Jennifer Rubin discusses democracy in the era of 'fake news'

UNIVERSITY PARK, Pa. — In the wake of a change election in Virginia, Jennifer Rubin is feeling bullish on the future of the media and democracy.

Rubin visited Penn State Nov. 8 to talk about defending democratic norms and a free press in the Trump era. She was the final speaker in the McCourtney Institute for Democracy’s fall series organized around the theme of democratic dissent.

She is the author of the Washington Post’s Right Turn blog, where she writes prolifically about the impact Donald Trump and his administration are having on the Republican party and the country at large.

Rubin’s full talk is available on the McCourtney Institute's Facebook page. Here are a few highlights and insights from her remarks:

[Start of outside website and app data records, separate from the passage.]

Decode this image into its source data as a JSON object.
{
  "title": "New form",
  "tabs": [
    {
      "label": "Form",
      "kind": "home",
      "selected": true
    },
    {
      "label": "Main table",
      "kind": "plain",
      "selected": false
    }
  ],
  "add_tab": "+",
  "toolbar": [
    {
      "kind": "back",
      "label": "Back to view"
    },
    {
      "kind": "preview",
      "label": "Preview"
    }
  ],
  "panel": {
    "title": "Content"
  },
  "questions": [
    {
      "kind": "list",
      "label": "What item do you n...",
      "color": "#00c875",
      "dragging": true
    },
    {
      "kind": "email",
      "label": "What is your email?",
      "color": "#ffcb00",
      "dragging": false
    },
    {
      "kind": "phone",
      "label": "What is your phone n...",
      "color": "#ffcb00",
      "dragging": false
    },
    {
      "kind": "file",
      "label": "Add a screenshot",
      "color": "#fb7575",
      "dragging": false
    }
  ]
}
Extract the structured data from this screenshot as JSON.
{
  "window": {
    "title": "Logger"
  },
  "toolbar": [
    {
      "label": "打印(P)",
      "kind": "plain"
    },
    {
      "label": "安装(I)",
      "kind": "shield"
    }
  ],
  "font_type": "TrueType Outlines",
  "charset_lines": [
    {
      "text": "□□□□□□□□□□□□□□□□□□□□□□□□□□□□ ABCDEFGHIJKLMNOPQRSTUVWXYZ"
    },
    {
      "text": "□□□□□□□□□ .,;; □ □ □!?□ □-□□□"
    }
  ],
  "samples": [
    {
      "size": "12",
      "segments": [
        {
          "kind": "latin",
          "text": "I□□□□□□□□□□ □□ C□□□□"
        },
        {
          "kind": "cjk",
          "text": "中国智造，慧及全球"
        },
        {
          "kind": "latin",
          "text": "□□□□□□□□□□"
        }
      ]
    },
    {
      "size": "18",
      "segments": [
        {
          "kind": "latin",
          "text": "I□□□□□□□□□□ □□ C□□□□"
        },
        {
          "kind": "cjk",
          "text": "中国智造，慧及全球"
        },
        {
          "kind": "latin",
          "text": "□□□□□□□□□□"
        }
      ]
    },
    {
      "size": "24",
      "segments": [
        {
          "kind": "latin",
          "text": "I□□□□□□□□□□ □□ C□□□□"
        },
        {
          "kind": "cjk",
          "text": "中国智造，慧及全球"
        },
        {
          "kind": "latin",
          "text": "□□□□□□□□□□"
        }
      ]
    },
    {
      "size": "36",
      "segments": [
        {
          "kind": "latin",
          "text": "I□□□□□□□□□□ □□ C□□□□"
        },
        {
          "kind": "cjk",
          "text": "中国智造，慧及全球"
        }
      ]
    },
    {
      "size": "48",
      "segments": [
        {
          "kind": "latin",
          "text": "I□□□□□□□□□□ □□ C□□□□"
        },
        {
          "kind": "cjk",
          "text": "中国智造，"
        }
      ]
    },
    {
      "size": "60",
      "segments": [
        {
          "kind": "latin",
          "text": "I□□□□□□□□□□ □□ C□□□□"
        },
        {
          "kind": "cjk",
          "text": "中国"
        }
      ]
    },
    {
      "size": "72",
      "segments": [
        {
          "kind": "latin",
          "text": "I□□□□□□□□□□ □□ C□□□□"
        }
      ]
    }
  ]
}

  • Fragmented media equals echo chambers and polarization. Support for mainstream media is declining, in part, because everyone has the ability to control the information they receive and does not have to be exposed to viewpoints with which they disagree.
  • If you want the full picture of what Trump’s supporters are seeing … watch a few hours of Fox News. About 35 percent of the electorate supports Trump and appears to take many of its viewpoints from Fox News. In their view, academia and other news outlets are out to get them.
  • The rest of the story is more positive. Outside of that 35 percent, support for the press and investigative reporting that holds the government accountable is thriving. Many outlets are even going as far as to say how many sources they spoke to for a story.
  • Virginia, Virginia, Virginia. The Republicans lost more state house seats in the 2017 election than any party has in 100 years, and a Democratic gubernatorial candidate surpassed expectations to win.
  • Voters are waking up. Virginia’s election showed that voters are showing up to defend democratic norms and institutions. How long that momentum continues remains to be seen.
  • Dialogue is key. Face-to-face conversations and dialogue are essential to restoring communal ties and reducing polarization.
  • The solution to bad democracy? More democracy. The ultimate test is whether people are involved enough and care enough to hold their government accountable.

The McCourtney Institute for Democracy welcomes suggestions for future speakers who can speak broadly on topics related to democracy. Submit ideas using this form.

Last Updated November 13, 2017